Component data from apps and pages:

-- -- --

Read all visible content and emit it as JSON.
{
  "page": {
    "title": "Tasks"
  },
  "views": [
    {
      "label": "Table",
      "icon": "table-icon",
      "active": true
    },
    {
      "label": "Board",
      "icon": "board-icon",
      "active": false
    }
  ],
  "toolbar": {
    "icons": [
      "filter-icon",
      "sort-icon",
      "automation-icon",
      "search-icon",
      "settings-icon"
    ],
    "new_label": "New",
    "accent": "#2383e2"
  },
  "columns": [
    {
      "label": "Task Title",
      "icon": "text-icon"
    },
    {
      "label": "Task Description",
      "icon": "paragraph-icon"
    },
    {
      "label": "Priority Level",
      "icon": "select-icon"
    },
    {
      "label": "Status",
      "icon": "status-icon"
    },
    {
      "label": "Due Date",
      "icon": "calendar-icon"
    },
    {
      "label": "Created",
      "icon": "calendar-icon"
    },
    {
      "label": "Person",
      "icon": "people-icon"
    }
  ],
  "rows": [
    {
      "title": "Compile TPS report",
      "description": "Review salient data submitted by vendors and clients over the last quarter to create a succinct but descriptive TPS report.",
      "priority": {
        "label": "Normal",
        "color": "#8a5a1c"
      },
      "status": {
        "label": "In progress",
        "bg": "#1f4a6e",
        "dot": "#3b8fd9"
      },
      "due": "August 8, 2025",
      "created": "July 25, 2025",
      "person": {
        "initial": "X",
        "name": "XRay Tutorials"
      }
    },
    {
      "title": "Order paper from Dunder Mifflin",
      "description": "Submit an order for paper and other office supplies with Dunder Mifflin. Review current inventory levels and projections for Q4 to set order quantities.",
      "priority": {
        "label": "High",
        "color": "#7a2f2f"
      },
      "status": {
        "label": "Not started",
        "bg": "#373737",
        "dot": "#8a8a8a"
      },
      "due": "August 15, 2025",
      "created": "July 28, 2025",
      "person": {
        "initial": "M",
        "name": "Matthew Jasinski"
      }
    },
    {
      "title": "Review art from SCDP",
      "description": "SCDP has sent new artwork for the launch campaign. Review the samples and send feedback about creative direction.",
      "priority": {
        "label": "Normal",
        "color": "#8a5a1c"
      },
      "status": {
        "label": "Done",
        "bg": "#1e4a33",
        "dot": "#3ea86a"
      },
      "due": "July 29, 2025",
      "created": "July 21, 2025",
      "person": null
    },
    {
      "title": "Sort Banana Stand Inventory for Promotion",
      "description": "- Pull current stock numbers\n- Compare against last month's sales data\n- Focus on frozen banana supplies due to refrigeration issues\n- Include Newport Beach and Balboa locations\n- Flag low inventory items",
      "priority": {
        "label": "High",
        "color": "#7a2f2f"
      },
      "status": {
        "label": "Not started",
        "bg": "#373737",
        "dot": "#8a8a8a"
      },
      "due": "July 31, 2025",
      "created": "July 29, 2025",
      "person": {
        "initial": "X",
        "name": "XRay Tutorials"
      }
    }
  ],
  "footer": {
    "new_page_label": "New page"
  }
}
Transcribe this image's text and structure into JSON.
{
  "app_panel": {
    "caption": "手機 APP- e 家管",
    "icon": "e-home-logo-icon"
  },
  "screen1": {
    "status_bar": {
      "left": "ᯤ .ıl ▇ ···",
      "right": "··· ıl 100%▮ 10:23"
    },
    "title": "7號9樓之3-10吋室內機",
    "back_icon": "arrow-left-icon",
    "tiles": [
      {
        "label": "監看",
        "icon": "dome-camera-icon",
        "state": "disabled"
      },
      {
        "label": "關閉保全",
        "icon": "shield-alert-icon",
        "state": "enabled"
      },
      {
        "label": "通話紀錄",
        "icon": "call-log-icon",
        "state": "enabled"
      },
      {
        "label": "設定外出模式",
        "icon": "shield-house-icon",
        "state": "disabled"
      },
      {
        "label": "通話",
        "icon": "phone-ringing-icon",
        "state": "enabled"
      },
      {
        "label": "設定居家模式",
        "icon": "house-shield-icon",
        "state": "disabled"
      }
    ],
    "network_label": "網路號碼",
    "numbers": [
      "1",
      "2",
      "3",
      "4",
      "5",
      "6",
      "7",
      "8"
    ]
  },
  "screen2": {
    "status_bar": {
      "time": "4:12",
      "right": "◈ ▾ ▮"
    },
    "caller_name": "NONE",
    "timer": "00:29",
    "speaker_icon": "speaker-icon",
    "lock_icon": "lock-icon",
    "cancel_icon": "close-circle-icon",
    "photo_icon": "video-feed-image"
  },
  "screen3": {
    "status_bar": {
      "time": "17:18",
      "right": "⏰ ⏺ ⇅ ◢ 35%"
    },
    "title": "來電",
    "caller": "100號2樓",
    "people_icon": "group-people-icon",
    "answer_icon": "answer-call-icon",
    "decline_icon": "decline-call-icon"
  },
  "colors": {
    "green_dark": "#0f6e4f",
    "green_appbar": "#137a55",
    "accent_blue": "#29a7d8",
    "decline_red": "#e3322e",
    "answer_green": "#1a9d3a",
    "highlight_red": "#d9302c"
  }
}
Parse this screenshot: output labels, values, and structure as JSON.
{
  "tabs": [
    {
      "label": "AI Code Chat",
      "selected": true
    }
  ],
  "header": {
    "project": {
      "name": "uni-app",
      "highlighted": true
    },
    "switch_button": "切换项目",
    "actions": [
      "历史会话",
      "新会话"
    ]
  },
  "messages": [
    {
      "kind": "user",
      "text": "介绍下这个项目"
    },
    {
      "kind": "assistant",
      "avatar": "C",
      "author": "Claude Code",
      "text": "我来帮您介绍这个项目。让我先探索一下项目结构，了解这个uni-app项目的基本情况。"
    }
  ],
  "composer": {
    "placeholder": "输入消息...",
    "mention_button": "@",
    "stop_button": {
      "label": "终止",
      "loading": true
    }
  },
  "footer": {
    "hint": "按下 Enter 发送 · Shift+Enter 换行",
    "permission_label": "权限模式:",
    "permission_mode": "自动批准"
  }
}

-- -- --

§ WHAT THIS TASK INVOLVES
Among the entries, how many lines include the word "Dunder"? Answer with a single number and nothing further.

§ EXPECTED OUTPUT
2